Only needing two yards to move the chains and give the Birds a fresh set of downs, Wentz opted to throw towards a double covered Jeffery in the end zone and somehow doge another near game-ending interception in and out of the arms of Mike Adams.

Had Wentz not forced a ball into double coverage trying to be the game-winning hero and instead looked for his check down, he would’ve seen a wide open (and I mean wide open) Smallwood just past the first down marker. Dump the ball off and Small goes out-of-bounds with, at worst, about 30 seconds left inside the red zone and no need to use a timeout. At best Smallwood could’ve tacked on additional yardage and possibly stretched out for the game-winning touchdown.

Instead, it all came down to fourth-and-two, with all of the marbles on the table. The offense, whether it be Doug Pederson or offensive coordinator Mike Groh who made the ultimate call, opted to go with a five-wide look that included no additional pass protection for Wentz and only one tight end.

If you haven’t caught on, I have an immense belief in Dallas Goedert as a weapon to pick up the scraps while teams focus on Ertz and Jeffery. Not only that, he is an outstanding blocker and could have provided Wentz with enough time to find the wide open Jeffrey in the middle of the field for the first down to keep the drive alive.

Instead, the window closed before it was ever open, Wentz fumbled and the Carolina Panthers were on the way to the largest fourth-quarter comeback in franchise history.

I harp on Wentz for just a short moment but it ultimately comes down to poor play calling and the inability to step on an opponents throat and put them away when you have a double-digit lead. The offense was electric through three-quarters and much of that was thanks to the aerial attack, but at some point, you need to run the ball.

With an 11 point lead, the Eagles offense ran the ball one time. On their last drive of desperation with the clock ticking to under one minute. For crying out loud, run the ball and eat up some of the clock throughout the thirteen other minutes of that final quarter. Give Smallwood a chance to pick up some yardage on first and second downs so you’re left with a manageable third down at worst and possibly a first down instead of third-and-long.
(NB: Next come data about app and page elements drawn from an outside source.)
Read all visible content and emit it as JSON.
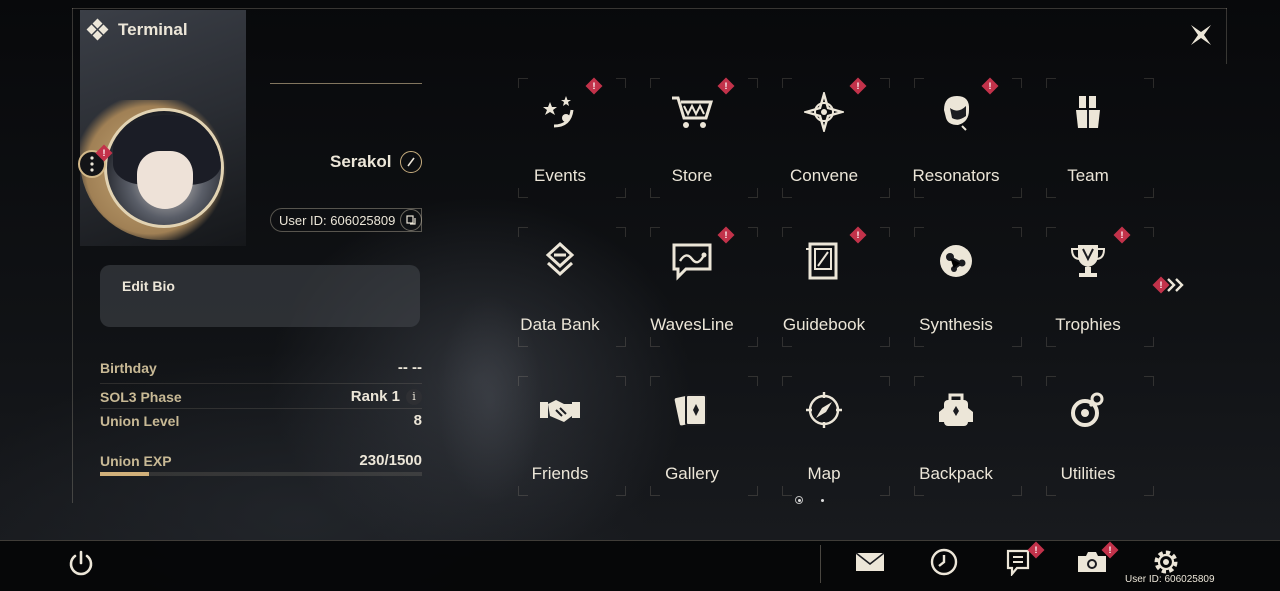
{
  "header": {
    "title": "Terminal"
  },
  "profile": {
    "username": "Serakol",
    "user_id": "User ID: 606025809",
    "bio_label": "Edit Bio",
    "stats": [
      {
        "key": "Birthday",
        "value": "-- --"
      },
      {
        "key": "SOL3 Phase",
        "value": "Rank 1",
        "info": "i"
      },
      {
        "key": "Union Level",
        "value": "8"
      },
      {
        "key": "Union EXP",
        "value": "230/1500"
      }
    ],
    "union_exp_progress": 0.153
  },
  "menu": {
    "items": [
      {
        "label": "Events",
        "icon": "events-icon",
        "badge": true
      },
      {
        "label": "Store",
        "icon": "store-cart-icon",
        "badge": true
      },
      {
        "label": "Convene",
        "icon": "convene-star-icon",
        "badge": true
      },
      {
        "label": "Resonators",
        "icon": "resonator-head-icon",
        "badge": true
      },
      {
        "label": "Team",
        "icon": "team-icon",
        "badge": false
      },
      {
        "label": "Data Bank",
        "icon": "data-bank-icon",
        "badge": false
      },
      {
        "label": "WavesLine",
        "icon": "wavesline-chat-icon",
        "badge": true
      },
      {
        "label": "Guidebook",
        "icon": "guidebook-icon",
        "badge": true
      },
      {
        "label": "Synthesis",
        "icon": "synthesis-icon",
        "badge": false
      },
      {
        "label": "Trophies",
        "icon": "trophy-icon",
        "badge": true
      },
      {
        "label": "Friends",
        "icon": "handshake-icon",
        "badge": false
      },
      {
        "label": "Gallery",
        "icon": "gallery-cards-icon",
        "badge": false
      },
      {
        "label": "Map",
        "icon": "compass-icon",
        "badge": false
      },
      {
        "label": "Backpack",
        "icon": "backpack-icon",
        "badge": false
      },
      {
        "label": "Utilities",
        "icon": "utilities-icon",
        "badge": false
      }
    ],
    "badge_glyph": "!",
    "current_page": 1,
    "page_count": 2
  },
  "bottom_bar": {
    "user_id": "User ID: 606025809",
    "icons": [
      "mail-icon",
      "clock-icon",
      "notice-icon",
      "camera-icon",
      "settings-gear-icon"
    ]
  },
  "colors": {
    "accent_gold": "#d1b07a",
    "badge_red": "#c2324a",
    "text": "#ece6d8"
  }
}
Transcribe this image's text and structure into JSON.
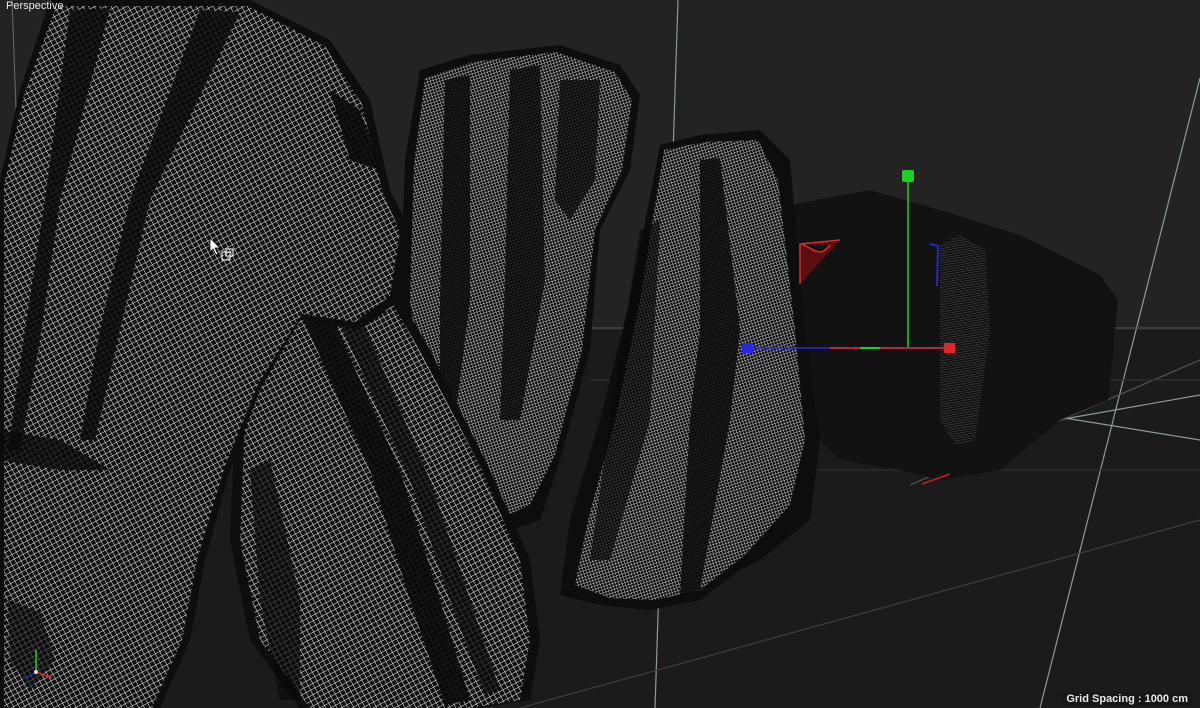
{
  "viewport": {
    "label": "Perspective",
    "grid_spacing": "Grid Spacing : 1000 cm"
  },
  "colors": {
    "background": "#232323",
    "floor": "#1b1b1b",
    "grid_line": "#8e9a96",
    "axis_x": "#e02828",
    "axis_y": "#20d020",
    "axis_z": "#2828e0",
    "mesh_wire": "#f2f2f2",
    "mesh_shadow": "#0c0c0c"
  },
  "gizmo": {
    "name": "move-manipulator",
    "handles": [
      "x-axis-handle",
      "y-axis-handle",
      "z-axis-handle"
    ]
  },
  "scene_objects": [
    {
      "name": "rock-mesh-1"
    },
    {
      "name": "rock-mesh-2"
    },
    {
      "name": "rock-mesh-3"
    },
    {
      "name": "rock-mesh-4"
    },
    {
      "name": "rock-mesh-5"
    }
  ]
}
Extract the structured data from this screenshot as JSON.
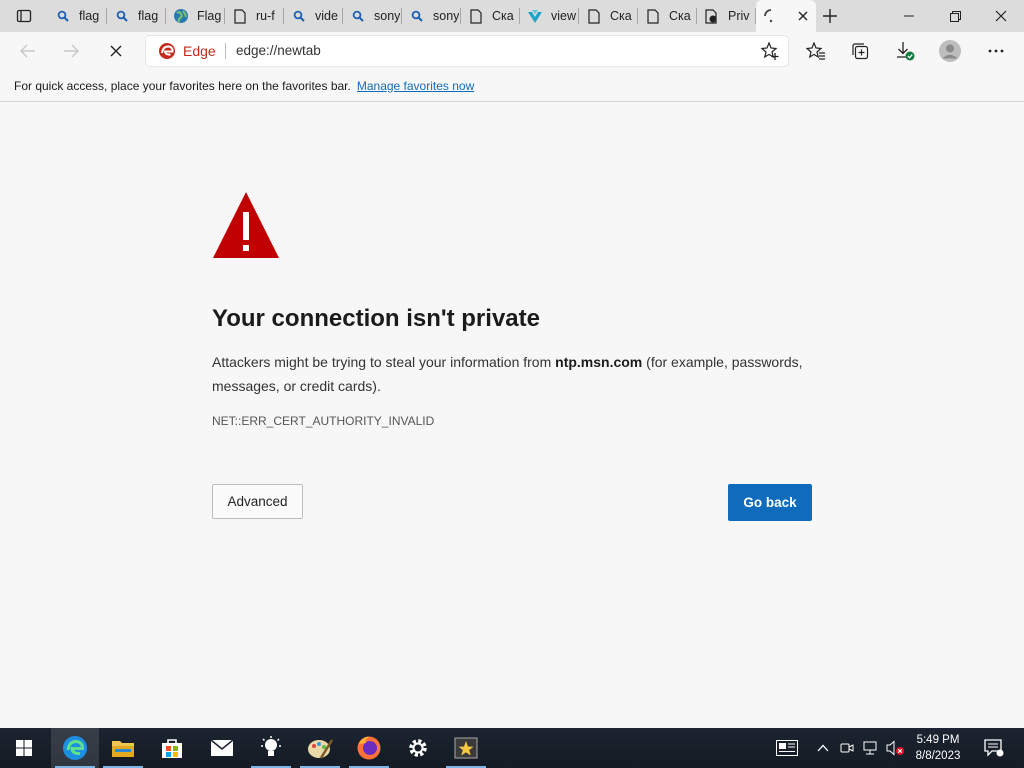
{
  "tabs": [
    {
      "label": "flag",
      "icon": "search-icon"
    },
    {
      "label": "flag",
      "icon": "search-icon"
    },
    {
      "label": "Flag",
      "icon": "globe-icon"
    },
    {
      "label": "ru-f",
      "icon": "document-icon"
    },
    {
      "label": "vide",
      "icon": "search-icon"
    },
    {
      "label": "sony",
      "icon": "search-icon"
    },
    {
      "label": "sony",
      "icon": "search-icon"
    },
    {
      "label": "Ска",
      "icon": "document-icon"
    },
    {
      "label": "view",
      "icon": "vk-icon"
    },
    {
      "label": "Ска",
      "icon": "document-icon"
    },
    {
      "label": "Ска",
      "icon": "document-icon"
    },
    {
      "label": "Priv",
      "icon": "private-document-icon"
    }
  ],
  "active_tab": {
    "label": "",
    "icon": "loading-icon"
  },
  "omnibox": {
    "brand_label": "Edge",
    "url": "edge://newtab"
  },
  "favbar": {
    "text": "For quick access, place your favorites here on the favorites bar.",
    "link": "Manage favorites now"
  },
  "error": {
    "title": "Your connection isn't private",
    "desc_before": "Attackers might be trying to steal your information from ",
    "host": "ntp.msn.com",
    "desc_after": " (for example, passwords, messages, or credit cards).",
    "code": "NET::ERR_CERT_AUTHORITY_INVALID",
    "advanced_label": "Advanced",
    "goback_label": "Go back"
  },
  "taskbar": {
    "apps": [
      "edge-icon",
      "file-explorer-icon",
      "store-icon",
      "mail-icon",
      "tips-icon",
      "paint-icon",
      "firefox-icon",
      "settings-icon",
      "media-app-icon"
    ],
    "clock_time": "5:49 PM",
    "clock_date": "8/8/2023"
  },
  "colors": {
    "accent": "#0f6cbd",
    "warning": "#c00000",
    "edge_red": "#c42b1c"
  }
}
You need to eat up as much clock as possible when your opponent is going nearly 70 yards in under a minute for their game-winning score. We should be eternally grateful that the Panthers gave the Birds enough time for a final drive, even if it ended with our hearts sinking through the floor.